Can you imagine this Real Madrid side without Casemiro? Not many can, because the Brazilian has already accumulated 1,920 minutes total this season. This comes out to 80 minutes per match, and we are roughly halfway through the season. Casemiro was leading the team in minutes played until the Valencia and Athletic Club games, but now he is just 30 minutes behind Sergio Ramos and Karim Benzema at 1,920. Ramos and Benzema have played 1,950 and 1,947 minutes respectively. The accumulation of minutes shows the Importance of those three aforementioned players, and had Casemiro not been suspended for the Athletic Club game, we can assume he would be leading the entire team in minutes played.
The holding midfielder position has been one of the keys to Madrid’s success this season — but in years past as well. Though Casemiro has shown his best form under Zinedine Zidane, he has been a constant on the team sheets throughout every coache’s tenure.
Marcos Llorente looked to be a good rival for the holding midfielder role under Santiago Solari. Many fans even suggested that he might be a better fit for the spot over Casemiro, but this season Casemiro has proved many fans wrong. Casemiro’s passing and press-resistance have both looked smoother this season and the Brazilian is rounding himself out as a better player and becoming the indisputable best holding midfielder in the world when on form.
With the transfers of Marcus Llorente and Mateo Kovacic, along with the loan of Dani Ceballos, the midfield at the Bernabeu looks thin. If the Brazilian were to go down with injury, the middle of the park would be tested with no like-for-like replacement available. Zidane does have the options of Toni Kroos, Luka Modric, and Fede Valverde — but none of them bring the destroyer qualities that proves vital with Casemiro in the eleven. Casemiro was granted his first full rest against Valencia when Zidane did not want to risk his suspension for El Clásico.
It seems Zidane has found his solution to resting Casemiro, and that is to keep the three-man midfield and shift Fede Valverde into his holding role. Against tougher opposition, I’m not sure this would work. In the past Zidane would roll out a double pivot with Kovacic and another midfieder, but Kovacic is no longer with the team. A favourable option would be to have Fede and Kroos in a double pivot if Casemiro were to go down with an injury or suspension. This is also reliant on only Casemiro getting injured. If two of the four midfielders were injured, Zidane would need to invent a makeshift midfield of more attacking players to accommodate the injuries.

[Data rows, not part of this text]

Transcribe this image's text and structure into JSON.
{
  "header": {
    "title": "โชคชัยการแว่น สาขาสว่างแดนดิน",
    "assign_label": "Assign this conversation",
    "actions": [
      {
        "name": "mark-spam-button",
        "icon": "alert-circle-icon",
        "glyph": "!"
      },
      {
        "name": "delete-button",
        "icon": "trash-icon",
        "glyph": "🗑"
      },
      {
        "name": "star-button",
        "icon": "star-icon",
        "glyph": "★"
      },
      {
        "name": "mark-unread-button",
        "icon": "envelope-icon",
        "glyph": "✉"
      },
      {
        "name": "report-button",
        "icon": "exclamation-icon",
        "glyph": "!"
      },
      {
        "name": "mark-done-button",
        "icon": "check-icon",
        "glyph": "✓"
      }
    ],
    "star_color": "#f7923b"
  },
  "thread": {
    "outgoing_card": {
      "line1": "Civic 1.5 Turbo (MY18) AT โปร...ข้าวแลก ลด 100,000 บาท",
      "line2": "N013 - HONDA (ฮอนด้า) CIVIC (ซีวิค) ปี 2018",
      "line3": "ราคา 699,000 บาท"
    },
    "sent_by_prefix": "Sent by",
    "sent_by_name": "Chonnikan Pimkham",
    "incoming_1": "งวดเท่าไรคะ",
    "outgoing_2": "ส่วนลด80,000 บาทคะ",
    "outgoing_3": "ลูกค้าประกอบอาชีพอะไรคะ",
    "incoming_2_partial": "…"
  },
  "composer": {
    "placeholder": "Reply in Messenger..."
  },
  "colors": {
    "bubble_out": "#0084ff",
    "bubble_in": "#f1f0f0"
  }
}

To avoid these major headaches Zidane must find a solution to resting Casemiro more often then two matches out of the twenty-four played. If he was to go down with injury it most likely would be a direct result of the minutes he has amassed. This could prove to be detrimental to the squad. I am confident Zidane would find a way to make it work, but why take the chance? With Madrid’s qualification for the Round-of-16 in the Champions League, Casemiro’s presence will be essential. Personally, I think Valverde is a class player, but even he admitted he feels most comfortable playing as an 8 and not a 6. If Casemiro was to pick up an injury before the Manchester City draw in the Champions League, would we feel comfortable to advance from that tie without Casemiro? On top of the Champions League run Madrid are fighting on all fronts and Casemiro will be needed for big games in the league as well.
La Liga has proven to have parity to start the season. The distance between 4th and 10th is only 7 points. Every team is fighting for a European spot, and that means Madrid will not have any easy conquests in the league. For now, Madrid are in a good position to succeed this season domestically and internationally, which is impressive with the amount of injuries this squad has had this season — but they haven’t yet missed the three most important players in the squad in Benzema, Ramos and Casemiro.

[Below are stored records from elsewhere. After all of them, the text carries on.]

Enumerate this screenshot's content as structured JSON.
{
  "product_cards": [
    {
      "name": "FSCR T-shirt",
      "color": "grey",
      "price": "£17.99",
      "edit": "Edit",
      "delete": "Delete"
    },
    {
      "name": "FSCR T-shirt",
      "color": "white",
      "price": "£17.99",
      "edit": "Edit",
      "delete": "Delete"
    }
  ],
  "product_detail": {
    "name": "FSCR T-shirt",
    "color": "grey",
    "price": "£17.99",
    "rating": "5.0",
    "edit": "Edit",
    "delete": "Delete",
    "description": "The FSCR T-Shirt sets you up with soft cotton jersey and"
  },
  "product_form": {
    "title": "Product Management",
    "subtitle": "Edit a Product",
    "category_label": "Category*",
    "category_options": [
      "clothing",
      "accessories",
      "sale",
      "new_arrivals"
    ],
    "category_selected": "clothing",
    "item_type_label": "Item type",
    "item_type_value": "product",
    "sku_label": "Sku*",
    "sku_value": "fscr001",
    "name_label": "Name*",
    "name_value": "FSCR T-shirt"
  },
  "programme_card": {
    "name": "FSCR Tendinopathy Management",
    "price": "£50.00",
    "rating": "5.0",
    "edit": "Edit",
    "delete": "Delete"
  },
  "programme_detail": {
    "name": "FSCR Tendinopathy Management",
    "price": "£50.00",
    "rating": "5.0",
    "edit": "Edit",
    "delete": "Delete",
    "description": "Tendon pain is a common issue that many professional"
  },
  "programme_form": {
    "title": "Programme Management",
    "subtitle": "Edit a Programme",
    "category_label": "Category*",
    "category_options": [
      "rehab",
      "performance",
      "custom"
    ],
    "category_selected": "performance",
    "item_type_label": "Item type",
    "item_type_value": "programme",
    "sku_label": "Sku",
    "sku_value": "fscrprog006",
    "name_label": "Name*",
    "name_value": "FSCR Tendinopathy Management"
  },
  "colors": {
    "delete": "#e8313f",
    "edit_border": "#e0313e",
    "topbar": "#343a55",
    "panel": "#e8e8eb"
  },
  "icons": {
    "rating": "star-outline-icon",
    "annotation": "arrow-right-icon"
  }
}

Casemiro needs his rest. This isn’t the same situation as Karim Benzema who’s been exiled from the French National Team. On top of Casemiro playing most of the available minutes for the Real he continues this trend with the Brazilian National Team too. Tite, Brazil’s national team coach, could give him a rest with his back up being Fabinho, who has arguably been the second-best holding midfielder in the world this season behind Casemiro. Tite doesn’t opt for resting Casemiro because of his reliance on the Madrid midfielder.
Unlike some of his squad members, Casemiro must travel across continents as well. Traveling takes a massive toll on the body. Anybody who travels understands that it can be exhausting and in addition to the exhaustion, your body needs to adjust to the changing of time zones. Casemiro must deal with all of this while amassing immense minutes played for both club and country.
To put this simply, Casemiro needs a rest or he will be injured. It’s just a matter of time. This isn’t a pessimistic take; it is impossible for the human body to exhaust this much energy and stay healthy. Rest is key to staying healthy. Casemiro is one of the first names on the team sheet every game along with Benzema and Ramos. Though these three players could all use rest, Casemiro could use it the most because of the lack of midfield depth. If Casemiro goes down with a serious injury it makes it that much harder for Madrid to compete for titles. Zidane must find the correct solution to rest Casemiro.